State the count of lines below in which the word "JSON" appears, and add nothing.
───── Material to process ─────
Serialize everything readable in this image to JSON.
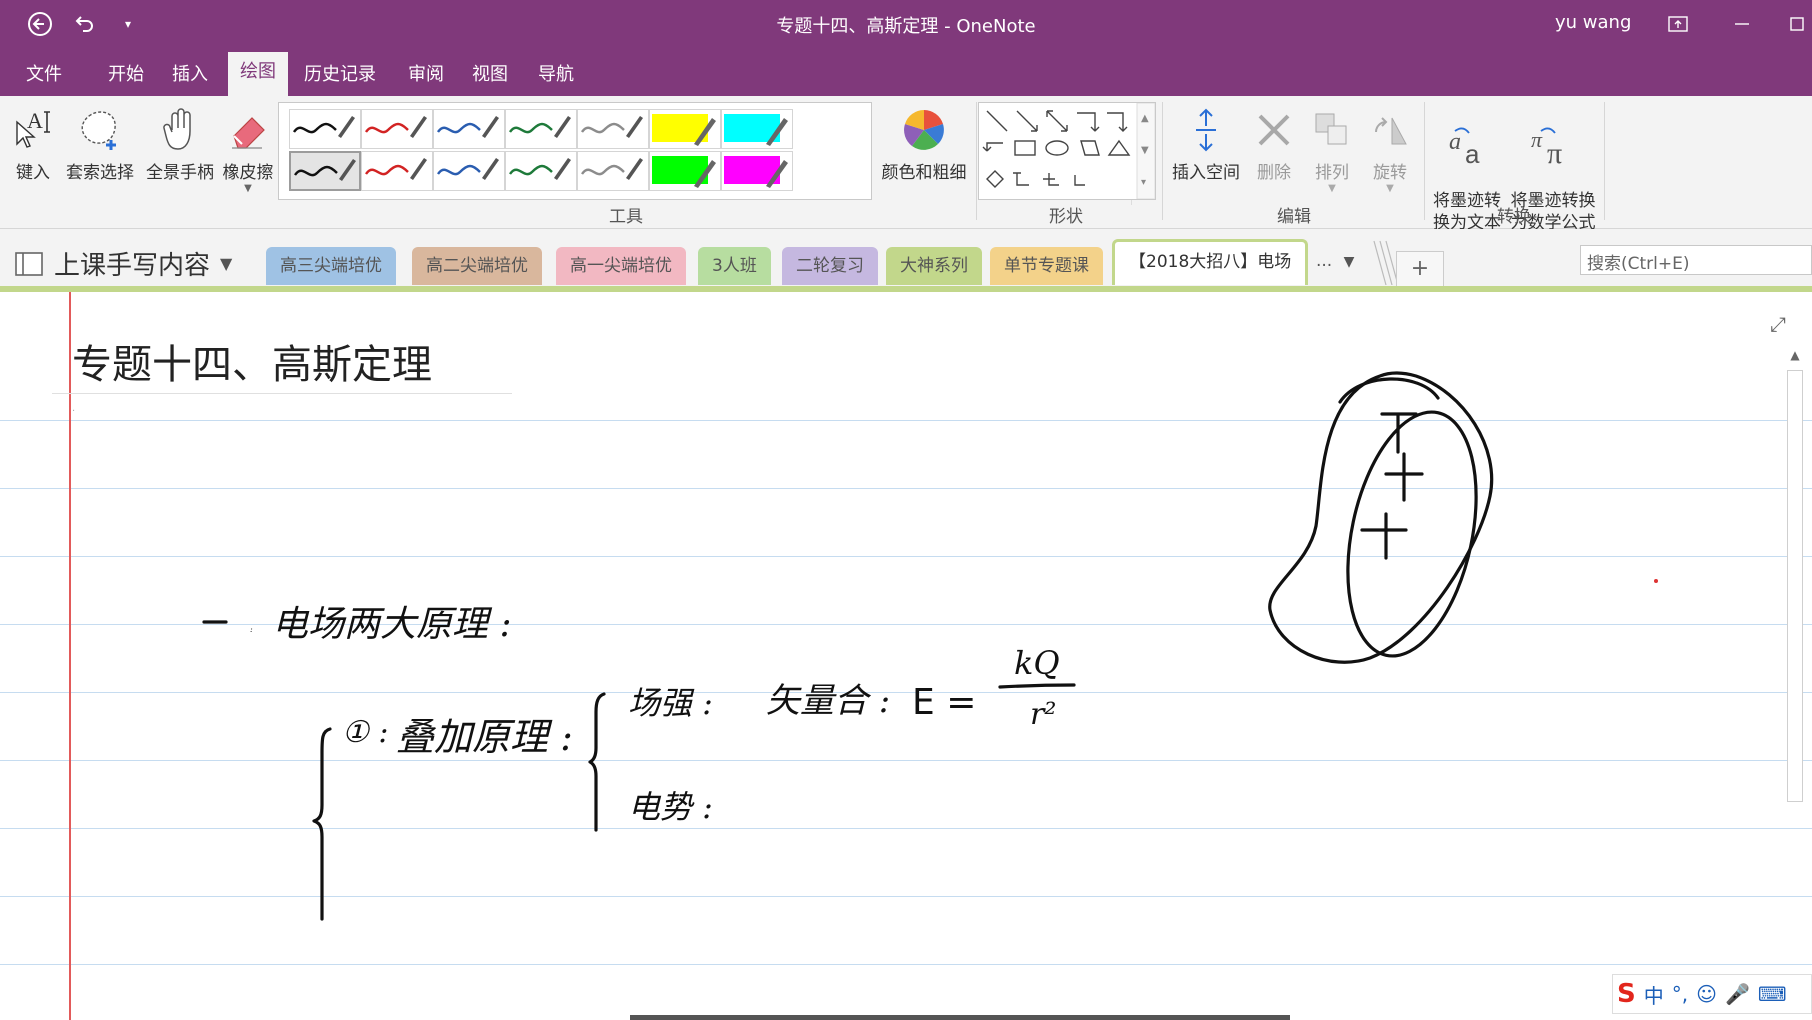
{
  "window": {
    "title": "专题十四、高斯定理  -  OneNote",
    "user": "yu wang"
  },
  "menu": {
    "tabs": [
      "文件",
      "开始",
      "插入",
      "绘图",
      "历史记录",
      "审阅",
      "视图",
      "导航"
    ],
    "active": "绘图"
  },
  "ribbon": {
    "tools": {
      "type_label": "键入",
      "lasso_label": "套索选择",
      "pan_label": "全景手柄",
      "eraser_label": "橡皮擦",
      "group_label": "工具",
      "pens": [
        {
          "color": "#111111",
          "kind": "pen"
        },
        {
          "color": "#d22323",
          "kind": "pen"
        },
        {
          "color": "#2a5db0",
          "kind": "pen"
        },
        {
          "color": "#1e7a3a",
          "kind": "pen"
        },
        {
          "color": "#8c8c8c",
          "kind": "pen"
        },
        {
          "color": "#ffff00",
          "kind": "highlighter"
        },
        {
          "color": "#00ffff",
          "kind": "highlighter"
        },
        {
          "color": "#111111",
          "kind": "pen"
        },
        {
          "color": "#d22323",
          "kind": "pen"
        },
        {
          "color": "#2a5db0",
          "kind": "pen"
        },
        {
          "color": "#1e7a3a",
          "kind": "pen"
        },
        {
          "color": "#8c8c8c",
          "kind": "pen"
        },
        {
          "color": "#00ff00",
          "kind": "highlighter"
        },
        {
          "color": "#ff00ff",
          "kind": "highlighter"
        }
      ],
      "color_thickness_label": "颜色和粗细"
    },
    "shapes": {
      "group_label": "形状"
    },
    "edit": {
      "insert_space_label": "插入空间",
      "delete_label": "删除",
      "arrange_label": "排列",
      "rotate_label": "旋转",
      "group_label": "编辑"
    },
    "convert": {
      "ink_to_text_label": "将墨迹转\n换为文本",
      "ink_to_math_label": "将墨迹转换\n为数学公式",
      "group_label": "转换"
    }
  },
  "notebook": {
    "name": "上课手写内容",
    "sections": [
      {
        "label": "高三尖端培优",
        "color": "#9fc2e4"
      },
      {
        "label": "高二尖端培优",
        "color": "#d9b79d"
      },
      {
        "label": "高一尖端培优",
        "color": "#f2b8c2"
      },
      {
        "label": "3人班",
        "color": "#b7dda0"
      },
      {
        "label": "二轮复习",
        "color": "#c5b8e0"
      },
      {
        "label": "大神系列",
        "color": "#c2d78b"
      },
      {
        "label": "单节专题课",
        "color": "#f3d28a"
      },
      {
        "label": "【2018大招八】电场",
        "color": "#ffffff"
      }
    ],
    "more_label": "...",
    "add_label": "+",
    "search_placeholder": "搜索(Ctrl+E)"
  },
  "page": {
    "title": "专题十四、高斯定理",
    "ink_text": {
      "heading": "一：电场两大原理：",
      "item1": "①：叠加原理：",
      "field": "场强：",
      "vector_sum": "矢量合：",
      "formula_lhs": "E =",
      "numerator": "kQ",
      "denominator": "r²",
      "potential": "电势："
    }
  },
  "ime": {
    "mode_label": "中",
    "punct_label": "°,"
  }
}
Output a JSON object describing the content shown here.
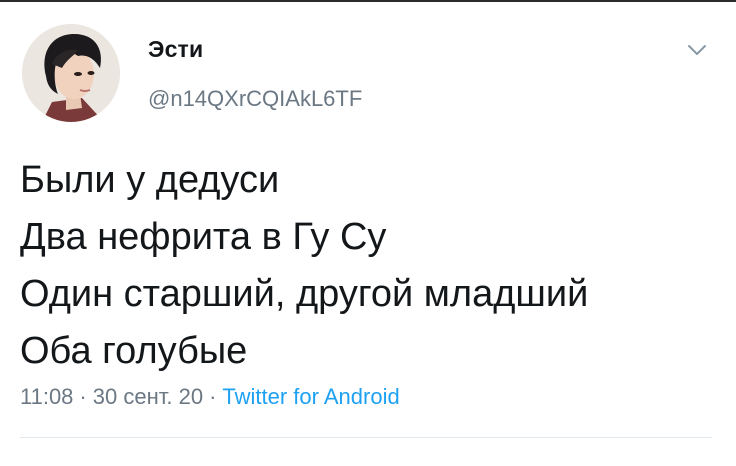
{
  "author": {
    "name": "Эсти",
    "handle": "@n14QXrCQIAkL6TF",
    "avatar_icon": "user-avatar-photo"
  },
  "tweet": {
    "lines": [
      "Были у дедуси",
      "Два нефрита в Гу Су",
      "Один старший, другой младший",
      "Оба голубые"
    ]
  },
  "meta": {
    "time": "11:08",
    "separator": "·",
    "date": "30 сент. 20",
    "source": "Twitter for Android"
  },
  "icons": {
    "menu": "chevron-down-icon"
  },
  "colors": {
    "text": "#14171a",
    "secondary": "#6b7884",
    "link": "#1da1f2",
    "divider": "#e1e8ed"
  }
}
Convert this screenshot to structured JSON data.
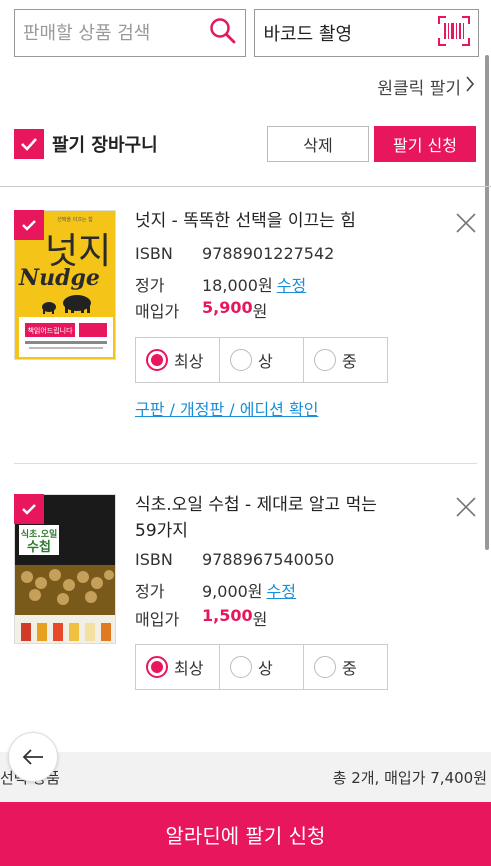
{
  "search": {
    "placeholder": "판매할 상품 검색",
    "barcode_label": "바코드 촬영"
  },
  "oneclick_label": "원클릭 팔기",
  "cart": {
    "title": "팔기 장바구니",
    "delete_label": "삭제",
    "sell_label": "팔기 신청"
  },
  "items": [
    {
      "title": "넛지 - 똑똑한 선택을 이끄는 힘",
      "isbn_label": "ISBN",
      "isbn": "9788901227542",
      "price_label": "정가",
      "price": "18,000원",
      "edit_label": "수정",
      "buy_label": "매입가",
      "buy_value": "5,900",
      "buy_unit": "원",
      "grades": [
        "최상",
        "상",
        "중"
      ],
      "selected_grade": "최상",
      "edition_link": "구판 / 개정판 / 에디션 확인",
      "cover": {
        "top_text": "선택을 이끄는 힘",
        "title_ko": "넛지",
        "title_en": "Nudge",
        "badge": "책읽어드립니다"
      }
    },
    {
      "title": "식초.오일 수첩 - 제대로 알고 먹는 59가지",
      "isbn_label": "ISBN",
      "isbn": "9788967540050",
      "price_label": "정가",
      "price": "9,000원",
      "edit_label": "수정",
      "buy_label": "매입가",
      "buy_value": "1,500",
      "buy_unit": "원",
      "grades": [
        "최상",
        "상",
        "중"
      ],
      "selected_grade": "최상",
      "cover": {
        "title_line1": "식초.오일",
        "title_line2": "수첩"
      }
    }
  ],
  "summary": {
    "left": "선택 상품",
    "right": "총 2개, 매입가 7,400원"
  },
  "submit_label": "알라딘에 팔기 신청",
  "colors": {
    "accent": "#e8175d",
    "link": "#1a8fd8"
  }
}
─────
## Task response
3